Two hundred fifty legal experts, state and federal prosecutors, exonerees, government officials and others affiliated with juvenile justice signed an open letter to Gov. Tony Evers Monday petitioning on behalf of Brendan Dassey’s request for clemency and pardon.
The letter contains testimony about Dassey’s “kind” and “optimistic” demeanor and alludes to his innocence and coerced confession.
“We call upon you, Governor Evers, to use your sovereign power of executive clemency, whether in the form of a pardon or a commutation, to end the incarceration of Brendan Dassey,” the letter states. “You are an educator; you are a reformer; and you are a believer, like us, in justice, mercy and redemption.”
One of Dassey’s attorneys, Laura Nirdier, who is also the co-director of the Center on Wrongful Convictions at Northwestern Pritzker School of Law, believes it is a matter of “conscience and decency” for Evers to grant the application.
“Brendan’s case is so much more than just a Netflix series,” Nirdier said in a press release. “From former senators to formerly incarcerated individuals, Brendan’s plea for help has been backed by an authoritative coalition of expert voices.”

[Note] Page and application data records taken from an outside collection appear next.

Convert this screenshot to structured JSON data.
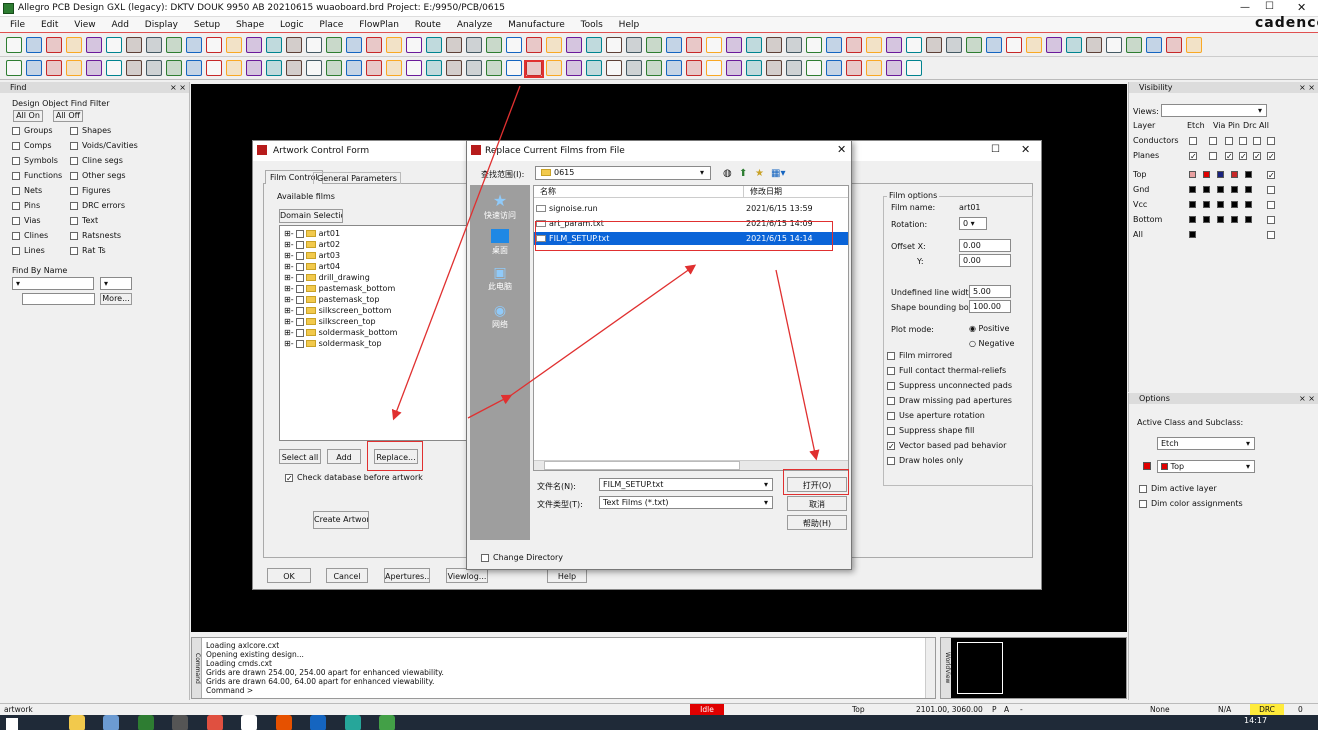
{
  "app": {
    "title": "Allegro PCB Design GXL (legacy): DKTV DOUK 9950 AB 20210615 wuaoboard.brd Project: E:/9950/PCB/0615",
    "brand": "cadence",
    "menu": [
      "File",
      "Edit",
      "View",
      "Add",
      "Display",
      "Setup",
      "Shape",
      "Logic",
      "Place",
      "FlowPlan",
      "Route",
      "Analyze",
      "Manufacture",
      "Tools",
      "Help"
    ]
  },
  "find_panel": {
    "title": "Find",
    "group_title": "Design Object Find Filter",
    "all_on": "All On",
    "all_off": "All Off",
    "filters_left": [
      "Groups",
      "Comps",
      "Symbols",
      "Functions",
      "Nets",
      "Pins",
      "Vias",
      "Clines",
      "Lines"
    ],
    "filters_right": [
      "Shapes",
      "Voids/Cavities",
      "Cline segs",
      "Other segs",
      "Figures",
      "DRC errors",
      "Text",
      "Ratsnests",
      "Rat Ts"
    ],
    "find_by_name": "Find By Name",
    "more_button": "More..."
  },
  "artwork_dialog": {
    "title": "Artwork Control Form",
    "tabs": [
      "Film Control",
      "General Parameters"
    ],
    "available_films": "Available films",
    "domain_selection": "Domain Selection",
    "films": [
      "art01",
      "art02",
      "art03",
      "art04",
      "drill_drawing",
      "pastemask_bottom",
      "pastemask_top",
      "silkscreen_bottom",
      "silkscreen_top",
      "soldermask_bottom",
      "soldermask_top"
    ],
    "select_all": "Select all",
    "add": "Add",
    "replace": "Replace...",
    "check_db": "Check database before artwork",
    "create_artwork": "Create Artwork",
    "film_options": "Film options",
    "film_name_label": "Film name:",
    "film_name_value": "art01",
    "rotation_label": "Rotation:",
    "rotation_value": "0",
    "offset_x_label": "Offset   X:",
    "offset_x_value": "0.00",
    "offset_y_label": "Y:",
    "offset_y_value": "0.00",
    "undefined_width_label": "Undefined line width:",
    "undefined_width_value": "5.00",
    "shape_bounding_label": "Shape bounding box:",
    "shape_bounding_value": "100.00",
    "plot_mode_label": "Plot mode:",
    "positive": "Positive",
    "negative": "Negative",
    "options": [
      "Film mirrored",
      "Full contact thermal-reliefs",
      "Suppress unconnected pads",
      "Draw missing pad apertures",
      "Use aperture rotation",
      "Suppress shape fill",
      "Vector based pad behavior",
      "Draw holes only"
    ],
    "options_checked": [
      false,
      false,
      false,
      false,
      false,
      false,
      true,
      false
    ],
    "buttons": [
      "OK",
      "Cancel",
      "Apertures...",
      "Viewlog...",
      "Help"
    ]
  },
  "file_dialog": {
    "title": "Replace Current Films from File",
    "lookin_label": "查找范围(I):",
    "lookin_value": "0615",
    "places": [
      "快速访问",
      "桌面",
      "此电脑",
      "网络"
    ],
    "col_name": "名称",
    "col_date": "修改日期",
    "files": [
      {
        "name": "signoise.run",
        "date": "2021/6/15 13:59"
      },
      {
        "name": "art_param.txt",
        "date": "2021/6/15 14:09"
      },
      {
        "name": "FILM_SETUP.txt",
        "date": "2021/6/15 14:14"
      }
    ],
    "filename_label": "文件名(N):",
    "filename_value": "FILM_SETUP.txt",
    "filetype_label": "文件类型(T):",
    "filetype_value": "Text Films (*.txt)",
    "open": "打开(O)",
    "cancel": "取消",
    "help": "帮助(H)",
    "change_dir": "Change Directory"
  },
  "visibility": {
    "title": "Visibility",
    "views_label": "Views:",
    "headers": [
      "Layer",
      "Etch",
      "Via",
      "Pin",
      "Drc",
      "All"
    ],
    "rows": [
      "Conductors",
      "Planes",
      "Top",
      "Gnd",
      "Vcc",
      "Bottom",
      "All"
    ]
  },
  "options_panel": {
    "title": "Options",
    "active_label": "Active Class and Subclass:",
    "class_value": "Etch",
    "subclass_value": "Top",
    "dim_active": "Dim active layer",
    "dim_color": "Dim color assignments"
  },
  "console": {
    "lines": [
      "Loading axlcore.cxt",
      "Opening existing design...",
      "Loading cmds.cxt",
      "Grids are drawn 254.00, 254.00 apart for enhanced viewability.",
      "Grids are drawn 64.00, 64.00 apart for enhanced viewability.",
      "Command >"
    ],
    "side_label": "Command"
  },
  "worldview": {
    "side_label": "WorldView"
  },
  "status": {
    "left": "artwork",
    "idle": "Idle",
    "layer": "Top",
    "coords": "2101.00, 3060.00",
    "p_marker": "P",
    "a_marker": "A",
    "dash": "-",
    "none": "None",
    "na": "N/A",
    "drc": "DRC",
    "zero": "0"
  },
  "taskbar": {
    "time": "14:17"
  },
  "colors": {
    "accent_red": "#e03030",
    "select_blue": "#0a64d8",
    "canvas": "#000000"
  }
}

Dassey and Nirdier are featured in the 40-minute interview, “Special Edition Un-making a Murderer,” posted on the Wrongful Conviction podcast website Oct. 2. It accompanies a petition of signatures sent to Evers asking for Dassey’s clemency, public access links to his court and interview transcripts, social history records and statements regarding his wrongful conviction.
Over 15,000 people from around the world signed the petition, which can also be found on bringbrendanhome.org. Kim Kardashian West also supported Dassey’s release over Twitter by sharing his letter to the Governor.
Brendan Dassey, who is most known for his feature in the Netflix docu-series, Making a Murderer, was incarcerated at age 16, and has now served 15 years in prison. His attorneys’ recently filed his clemency petition, despite an eight-year dry spell of commutations in the state.
Coincidentally or not, Evers sent out his first four pardons just a week after Dassey’s plea hit mass media. However, these were to people who were no longer incarcerated, creating no change in the length of their sentencing or time served.
Evers reinstated the Pardon Advisory Board in June, and maintains his administration will not treat Dassey’s request differently than the other applicants.
Currently, Dassey will be eligible to testify for his release in front of a parole board in 2048.